She was a visionary, some said, always ahead of her time. In the mid-1970s, she and her business partner and friend Mark Montgomery teamed up with a Swiss count and a U.S. ambassador to form International Pavilion, which she envisioned as an international center, "a little U.N. right here in Leesburg," Mr. Hanes said.
IPCO developed the Carrvale subdivision, which Mrs. Carr saw as meeting a need for moderately priced houses.
Later she sold more land, in the area of Home Depot, for commercial development.
"She sold [her property] to people who would show her their hand, who would build something she could have pride in," Mr. Hanes said.
Mrs. Carr started her own newspaper when she didn't like what local papers wrote about her. In 1974 she sold her weekly Metro Virginia News in Leesburg, as well as the long-established Fauquier Democrat, to Arthur Arundel, publisher of the Times-Mirror.

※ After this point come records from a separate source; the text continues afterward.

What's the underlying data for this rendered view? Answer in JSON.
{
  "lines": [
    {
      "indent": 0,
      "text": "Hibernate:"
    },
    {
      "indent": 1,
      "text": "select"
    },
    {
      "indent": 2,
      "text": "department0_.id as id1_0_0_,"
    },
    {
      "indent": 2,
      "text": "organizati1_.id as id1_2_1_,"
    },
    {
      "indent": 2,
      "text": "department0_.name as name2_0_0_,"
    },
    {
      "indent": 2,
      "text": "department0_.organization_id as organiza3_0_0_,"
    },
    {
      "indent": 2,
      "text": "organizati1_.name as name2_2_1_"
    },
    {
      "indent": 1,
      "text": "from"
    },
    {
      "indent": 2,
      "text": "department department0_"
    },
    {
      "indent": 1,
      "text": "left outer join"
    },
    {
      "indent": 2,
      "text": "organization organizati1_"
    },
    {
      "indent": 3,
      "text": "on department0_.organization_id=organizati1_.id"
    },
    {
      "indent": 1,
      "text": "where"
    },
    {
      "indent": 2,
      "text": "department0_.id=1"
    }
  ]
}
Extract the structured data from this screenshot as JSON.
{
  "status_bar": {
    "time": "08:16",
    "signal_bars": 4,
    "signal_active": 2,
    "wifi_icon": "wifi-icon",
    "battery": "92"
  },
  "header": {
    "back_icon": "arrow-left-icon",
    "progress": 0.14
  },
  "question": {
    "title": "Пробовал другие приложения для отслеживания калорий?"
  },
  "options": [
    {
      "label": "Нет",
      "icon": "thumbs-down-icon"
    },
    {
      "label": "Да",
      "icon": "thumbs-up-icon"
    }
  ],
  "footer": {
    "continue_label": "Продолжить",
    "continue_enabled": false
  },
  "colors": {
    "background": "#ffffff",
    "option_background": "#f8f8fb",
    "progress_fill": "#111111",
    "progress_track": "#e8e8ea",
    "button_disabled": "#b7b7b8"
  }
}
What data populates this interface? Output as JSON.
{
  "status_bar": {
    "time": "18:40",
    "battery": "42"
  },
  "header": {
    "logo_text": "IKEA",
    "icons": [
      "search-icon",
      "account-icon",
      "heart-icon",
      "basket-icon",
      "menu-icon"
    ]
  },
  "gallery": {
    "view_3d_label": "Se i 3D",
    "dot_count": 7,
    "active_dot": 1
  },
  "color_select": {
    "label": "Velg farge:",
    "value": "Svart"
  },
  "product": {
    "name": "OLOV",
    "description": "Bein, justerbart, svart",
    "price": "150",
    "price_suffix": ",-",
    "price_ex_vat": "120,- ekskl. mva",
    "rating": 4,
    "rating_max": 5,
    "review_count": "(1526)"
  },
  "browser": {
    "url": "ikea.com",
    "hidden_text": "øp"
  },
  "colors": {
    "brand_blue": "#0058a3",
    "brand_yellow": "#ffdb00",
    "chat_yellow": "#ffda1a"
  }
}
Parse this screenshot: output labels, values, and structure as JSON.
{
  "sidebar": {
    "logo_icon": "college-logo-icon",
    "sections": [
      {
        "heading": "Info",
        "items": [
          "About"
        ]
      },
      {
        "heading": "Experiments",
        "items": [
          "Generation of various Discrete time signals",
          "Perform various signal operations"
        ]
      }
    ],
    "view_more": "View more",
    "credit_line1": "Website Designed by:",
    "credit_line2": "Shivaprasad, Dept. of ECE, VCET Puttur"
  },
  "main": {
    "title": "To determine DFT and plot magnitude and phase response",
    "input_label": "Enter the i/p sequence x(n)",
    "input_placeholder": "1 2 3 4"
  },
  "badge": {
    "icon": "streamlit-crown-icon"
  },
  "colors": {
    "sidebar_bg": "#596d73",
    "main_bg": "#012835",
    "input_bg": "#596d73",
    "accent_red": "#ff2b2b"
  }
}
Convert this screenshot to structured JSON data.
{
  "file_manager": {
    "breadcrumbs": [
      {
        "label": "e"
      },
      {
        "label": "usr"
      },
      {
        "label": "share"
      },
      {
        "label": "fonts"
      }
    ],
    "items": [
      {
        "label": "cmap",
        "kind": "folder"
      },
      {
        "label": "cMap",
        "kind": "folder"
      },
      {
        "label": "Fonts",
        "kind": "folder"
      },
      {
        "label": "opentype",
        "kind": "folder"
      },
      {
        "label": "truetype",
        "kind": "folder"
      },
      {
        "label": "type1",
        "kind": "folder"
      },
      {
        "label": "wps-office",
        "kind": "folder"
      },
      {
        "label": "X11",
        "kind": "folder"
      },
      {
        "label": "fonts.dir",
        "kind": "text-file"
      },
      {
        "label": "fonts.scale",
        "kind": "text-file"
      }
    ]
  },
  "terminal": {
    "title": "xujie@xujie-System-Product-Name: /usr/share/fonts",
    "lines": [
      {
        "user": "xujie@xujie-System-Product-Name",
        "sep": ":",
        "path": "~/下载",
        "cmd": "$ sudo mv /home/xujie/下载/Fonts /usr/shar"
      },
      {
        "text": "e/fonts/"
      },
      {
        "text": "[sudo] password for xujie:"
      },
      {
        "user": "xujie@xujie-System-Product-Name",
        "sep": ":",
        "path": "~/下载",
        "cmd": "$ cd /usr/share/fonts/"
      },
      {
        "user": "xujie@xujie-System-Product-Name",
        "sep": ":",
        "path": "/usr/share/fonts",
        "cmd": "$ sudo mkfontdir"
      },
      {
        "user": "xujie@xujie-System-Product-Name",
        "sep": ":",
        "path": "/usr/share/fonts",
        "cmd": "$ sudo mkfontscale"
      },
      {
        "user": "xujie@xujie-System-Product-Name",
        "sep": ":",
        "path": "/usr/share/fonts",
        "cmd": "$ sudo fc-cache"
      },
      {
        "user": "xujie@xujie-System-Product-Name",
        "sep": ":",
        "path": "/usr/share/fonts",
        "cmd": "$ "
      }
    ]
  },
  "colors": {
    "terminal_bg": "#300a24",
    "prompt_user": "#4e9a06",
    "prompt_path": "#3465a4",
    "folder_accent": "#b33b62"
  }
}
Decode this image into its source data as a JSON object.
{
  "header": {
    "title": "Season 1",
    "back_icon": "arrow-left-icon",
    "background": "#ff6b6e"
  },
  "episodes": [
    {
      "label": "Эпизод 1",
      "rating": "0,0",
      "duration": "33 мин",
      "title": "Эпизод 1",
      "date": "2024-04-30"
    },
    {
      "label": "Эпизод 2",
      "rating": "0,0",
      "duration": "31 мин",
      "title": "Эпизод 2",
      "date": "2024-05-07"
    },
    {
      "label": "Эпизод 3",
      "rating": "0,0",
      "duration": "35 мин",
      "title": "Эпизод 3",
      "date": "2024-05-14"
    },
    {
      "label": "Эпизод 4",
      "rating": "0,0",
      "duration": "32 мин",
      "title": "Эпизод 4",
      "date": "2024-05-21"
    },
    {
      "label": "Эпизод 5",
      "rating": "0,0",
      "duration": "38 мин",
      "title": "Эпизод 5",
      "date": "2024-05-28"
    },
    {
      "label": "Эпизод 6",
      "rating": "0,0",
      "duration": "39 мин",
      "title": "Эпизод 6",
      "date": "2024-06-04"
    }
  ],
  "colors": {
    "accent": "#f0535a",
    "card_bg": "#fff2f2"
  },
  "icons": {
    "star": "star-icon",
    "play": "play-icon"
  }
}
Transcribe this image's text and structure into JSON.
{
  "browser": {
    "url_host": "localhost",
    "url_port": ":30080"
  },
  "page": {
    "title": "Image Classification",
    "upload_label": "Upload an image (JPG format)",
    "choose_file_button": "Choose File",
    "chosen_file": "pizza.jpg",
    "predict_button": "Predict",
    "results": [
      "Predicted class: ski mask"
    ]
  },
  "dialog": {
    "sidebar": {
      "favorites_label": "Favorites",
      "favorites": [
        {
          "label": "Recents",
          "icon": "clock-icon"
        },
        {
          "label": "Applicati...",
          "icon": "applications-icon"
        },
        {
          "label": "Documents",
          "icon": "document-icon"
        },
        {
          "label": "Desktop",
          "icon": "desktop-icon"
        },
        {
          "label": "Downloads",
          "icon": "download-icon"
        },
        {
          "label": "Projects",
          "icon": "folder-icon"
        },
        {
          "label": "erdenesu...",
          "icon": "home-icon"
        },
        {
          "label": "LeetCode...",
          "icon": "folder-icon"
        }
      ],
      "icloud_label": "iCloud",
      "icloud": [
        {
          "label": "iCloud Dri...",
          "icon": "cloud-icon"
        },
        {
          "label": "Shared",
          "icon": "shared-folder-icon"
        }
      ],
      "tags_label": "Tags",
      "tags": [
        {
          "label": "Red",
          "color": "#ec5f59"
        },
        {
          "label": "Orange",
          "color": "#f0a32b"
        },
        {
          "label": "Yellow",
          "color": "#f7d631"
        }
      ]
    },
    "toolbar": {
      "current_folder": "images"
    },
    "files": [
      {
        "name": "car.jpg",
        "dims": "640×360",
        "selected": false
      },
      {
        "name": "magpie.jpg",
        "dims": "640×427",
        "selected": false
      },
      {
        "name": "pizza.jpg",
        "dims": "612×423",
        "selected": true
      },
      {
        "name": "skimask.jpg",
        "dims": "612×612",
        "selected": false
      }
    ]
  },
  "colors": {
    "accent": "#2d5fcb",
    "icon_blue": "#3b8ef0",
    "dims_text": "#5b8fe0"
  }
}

"The Metro Virginia News, written in Mrs. Carr's Leesburg Bank Building ... was the first serious competition for the Times-Mirror since 1956," wrote the late Frances H. Reid in her book, "Inside Loudoun: The Way It Was."
"She was a powder keg who was about 4 feet [11 inches] tall," Mr. Albert said. "You didn't want to get in her way.
"She was tenacious, had a steel-trap mind, loved her family and friends, and was very loyal to them," he said. "She was like David going after Goliath.
Mrs. Carr championed causes for the cultural benefit of Loudoun. She founded and donated to the Loudoun Museum. She restored several historic buildings in Leesburg. After she was appointed to the Virginia Community College Board, she was instrumental in getting the Sterling campus funded and built.
Still, at the end of the day, "she had all the money in the world, but her family came first," Mr. Albert said. He recalled the time her 2-year-old granddaughter was injured in a farm accident. "Mrs. Carr just lived at the hospital. She wouldn't go home." The little girl eventually died.
Mrs. Carr never retired, remaining active until the end. "She was sharp as a tack," said her friend, attorney Rick Saunders. "She understood everything, even into her 90s. I was always in awe of her."
Services are Friday at 1 p.m. at Colonial Funeral Home in Leesburg. Friends may call beginning at 11 a.m. Burial will follow in the Carr Mausoleum at Fort Evans Farm.
Two of Mrs. Carr's children preceded her in death. Her daughter Alice "Diane" Carr died in an automobile accident in the late 1960s. Mrs. Carr adopted Diane's son, Shawn H. Carr, and raised him.
Her son, Richard H. Carr, died in 2003.
Survivors also include two daughters, Cynthia L. Carr Shrump Marsh, and Roberta J. Carr Ochoa; five other grandchildren; five great-grandchildren; and three nieces and nephews.